General Internal Medicine (and Gastro-Intestinal diseases)
Designatory Letters: 
MB Glasg 1953, MRCP Edin 1962, MRCP Glasg 1959, MRCP Lond 1969, FRCP Lond 1977, FRCPS Glasg 1988, FRCP Edin 1981

Donald Kinloch was born in Dalmellington, Ayrshire, where his father was the minister, later moving to a charge in Port Glasgow. During the war years he became a boarder at The Leys school, then evacuated to Pitlochry: he thrived with the freedom of an outdoor life, exploring the hills and countryside, and absorbing much about the wildlife of the area. He accompanied the school back to Cambridge for his last years there.
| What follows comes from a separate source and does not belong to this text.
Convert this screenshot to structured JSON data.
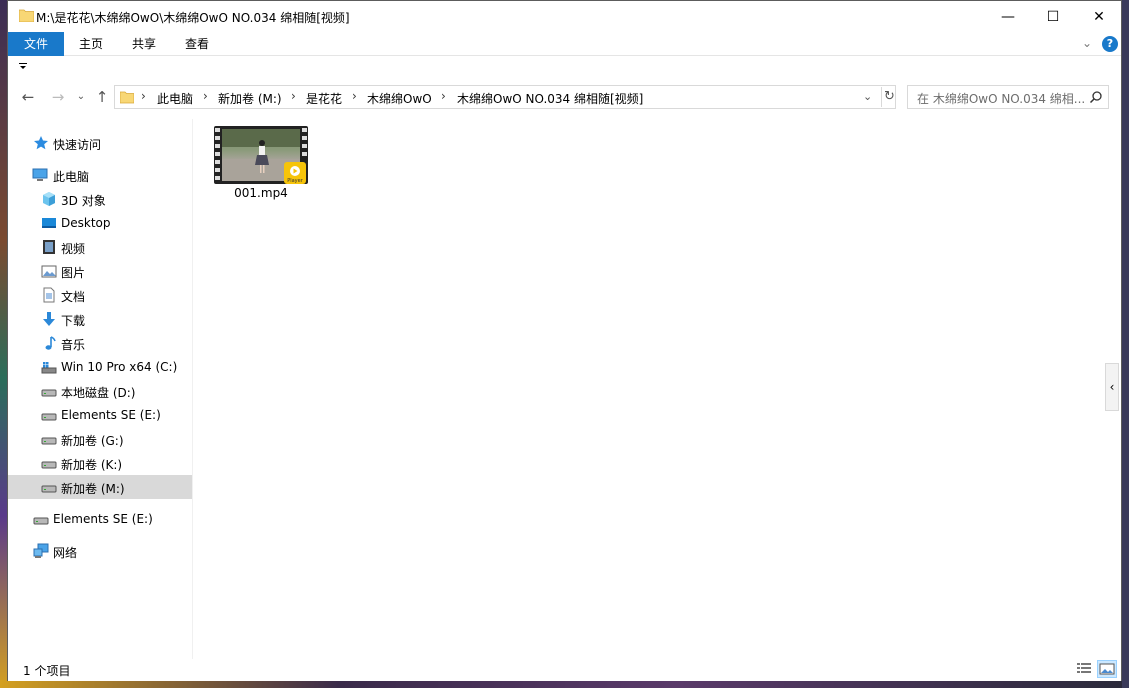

He studied medicine at Glasgow University, graduating MB ChB in 1953. While a student, he spent much of his free time with the University Mountaineering Club, exploring the Scottish hills in summer and winter, a love which never left him. Resident house positions in Glasgow were followed by National Service in the RAMC, when he was posted to Cyprus as Medical Officer to a parachute unit. During this time his experience enabled him to take part in a small four-man Army expedition to the Mount McKinley region of Alaska, which succeeded in ascending several hitherto unclimbed peaks. For over six weeks, twice as long as in any previous studies, Donald and his colleagues took part in a nutritional research project, involving the keeping of careful records, often at high altitude and in adverse weather conditions, measuring daily food and fluid intake, activities, and weights. After comparison with earlier studies, he outlined the principles of provisioning a small expedition, and described the make-up of a suitable ration. (British Journal of Nutrition, 1959, 13, No 1, p.85). An account of the expedition was published later in a book by the leader, Captain Mills. (Airborne to the Mountains, James Mills, 1961, Herbert Jenkins Ltd).

His medical training in his early years included junior posts at Yorkhill Sick Childrens’ Hospital, and Belvidere Infectious Diseases Hospital. He was a registrar at Glasgow Royal Infirmary, gaining experience in diabetes and endocrinology with Dr James Imrie, and haematology with Professor Davis. Next came a move to the Nuffield Department of Medicine at Oxford, with Professor Witts, before moving back north to a senior registrar post at the Western General Hospital, Edinburgh, where he worked in endocrinology with Professor Strong, and in the ground-breaking combined medical and surgical gastro-intestinal unit with Dr Sircus and Dr Card.

In 1968 he was appointed Consultant Physician, with gastro-intestinal specialism, at Chase Farm Hospital, Enfield. Here, he painstakingly negotiated the modification of premises in a former orthopaedic ward in an old part of the hospital, for use as an endoscopy unit, until a modern properly equipped multi-disciplinary Day Care Centre for all investigative and therapeutic fibre-optic procedures could be provided, with a team of dedicated medical and nursing staff, with himself at the head.

He edited the hospital postgraduate centre journal; he formed important links with various centres of excellence in postgraduate hospitals in London and was a founder member of the North London Gut Club. He wrote a number of papers, on subjects ranging from gastric ulcers and jejunal biopsy to macrocytic anaemias. He retired in 1995. He was a Fellow of the Royal Colleges of Physicians of Edinburgh, Glasgow and London; and a principled supporter of the NHS.

In 2002 he suffered a heart attack, followed by a stroke with dense hemiplegia. Bit by bit, with the loyal help of his wife Avril, he stubbornly rehabilitated himself to a remarkable degree, despite severe continuing disability: an example and inspiration to others, both with and without this handicap. He continued to lead life to the full, learning to drive again, taking up curling, and continuing to play chess. He returned to Scotland in 2009. His health deteriorated in the last few months of his life, and he died on 10th August 2014.

A further obituary has been published in the BMJ -

Contributed by H.P. Dinwoodie